Naira, Shillings And Cedi To Hold Steady This Week

Nigeria’s naira, Kenya’s and Uganda’s shillings and Ghana’s cedi are expected to hold steady against the dollar this week, traders said.

The naira is expected to be stable this week against the U.S. currency as traders eye the result of last week’s central bank first auction of the Chinese yuan in Nigeria

The central bank last week Friday auctioned the yuan in a move to reduce reliance on the dollar and use an alternative currency for imports from China, one of Nigeria’s main trading partners.

Traders said the naira traded around 362 level per dollar and that customers were shying away from trading the local unit weaker despite the market being short on the U.S. currency. On the official market the naira is quoted at around 305.
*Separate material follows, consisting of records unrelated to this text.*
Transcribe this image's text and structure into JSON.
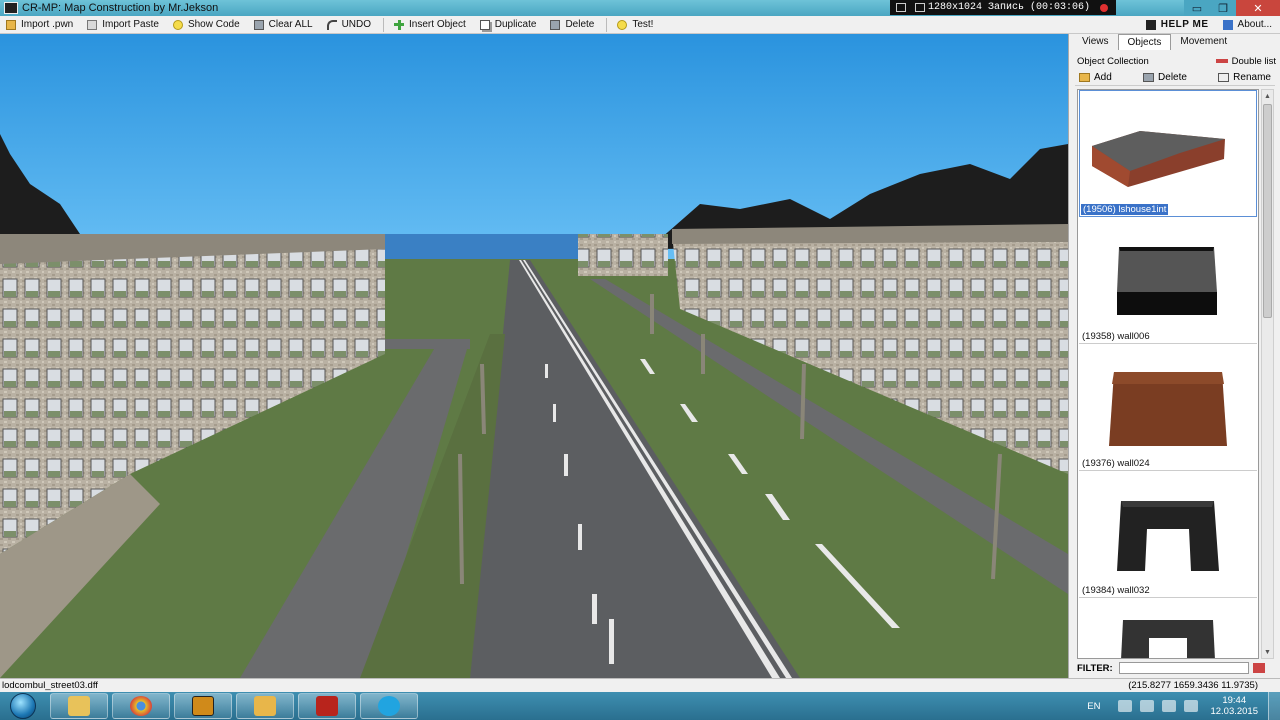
{
  "window": {
    "title": "CR-MP: Map Construction by Mr.Jekson",
    "controls": {
      "minimize": "▭",
      "maximize": "❐",
      "close": "✕"
    }
  },
  "recorder": {
    "resolution": "1280x1024",
    "status": "Запись (00:03:06)"
  },
  "toolbar": {
    "items": [
      {
        "label": "Import .pwn",
        "icon": "folder-icon"
      },
      {
        "label": "Import Paste",
        "icon": "paste-icon"
      },
      {
        "label": "Show Code",
        "icon": "bulb-icon"
      },
      {
        "label": "Clear ALL",
        "icon": "trash-icon"
      },
      {
        "label": "UNDO",
        "icon": "undo-icon"
      },
      {
        "label": "Insert Object",
        "icon": "plus-icon"
      },
      {
        "label": "Duplicate",
        "icon": "duplicate-icon"
      },
      {
        "label": "Delete",
        "icon": "trash-icon"
      },
      {
        "label": "Test!",
        "icon": "bulb-icon"
      }
    ],
    "help": "HELP ME",
    "about": "About..."
  },
  "panel": {
    "tabs": [
      "Views",
      "Objects",
      "Movement"
    ],
    "active_tab": "Objects",
    "group_label": "Object Collection",
    "double_list": "Double list",
    "actions": {
      "add": "Add",
      "delete": "Delete",
      "rename": "Rename"
    },
    "objects": [
      {
        "caption": "(19506) lshouse1int",
        "selected": true
      },
      {
        "caption": "(19358) wall006",
        "selected": false
      },
      {
        "caption": "(19376) wall024",
        "selected": false
      },
      {
        "caption": "(19384) wall032",
        "selected": false
      },
      {
        "caption": "",
        "selected": false
      }
    ],
    "filter_label": "FILTER:",
    "filter_value": ""
  },
  "status": {
    "file": "lodcombul_street03.dff",
    "coords": "(215.8277 1659.3436 11.9735)"
  },
  "taskbar": {
    "apps": [
      "explorer",
      "chrome",
      "map-editor",
      "folder",
      "filezilla",
      "skype"
    ],
    "lang": "EN",
    "time": "19:44",
    "date": "12.03.2015"
  }
}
The Kenyan shilling is expected to trade in a tight range with market players eyeing central bank’s monetary policy meeting on Monday for direction, traders said.

Commercial banks quoted the shilling at 100.40/60 per dollar, compared with 100.65/75 at last week Thursday’s close.

“We’re still biased on the shilling maintaining the current level … we’re waiting for indications from the MPC,” said a trader from a commercial bank.


The Ugandan shilling is seen trading in a stable range supported by typical end of month inflows of hard currency from non-governmental organisations and exporters of commodities like coffee.

Commercial banks quoted the shilling at 3,705/3,715,compared to last Thursday’s close of 3,735/3,745.

Faisal Bukenya, head of treasury at Exim Bank Uganda, said the anticipated inflows would “allow the shilling to play around 3,700 level” against the dollar in the coming days.

Charities typically convert some of their dollar holdings to pay salaries while commodity exporters also receive outstanding payments for shipments executed in the course of the month.


Ghana’s cedi        is seen unchanged against the dollar mainly on recent central bank dollar sales to shore up the volatile unit after it dipped to record lows earlier this month.

The currency of the major commodity exporter has been under pressure since May due to global pressures as investors exited emerging market assets in favour of an improving U.S economy. Itwas trading at 4.8000 to the greenback at mid-morning on

Thursday, compared to 4.7850 a week ago.

“We have seen a consistent and fairly improved support from the central bank in recent times and we expect this to have a cumulative stabilizing effect on the cedi in the coming week,” currency analyst Fred Mofuo said.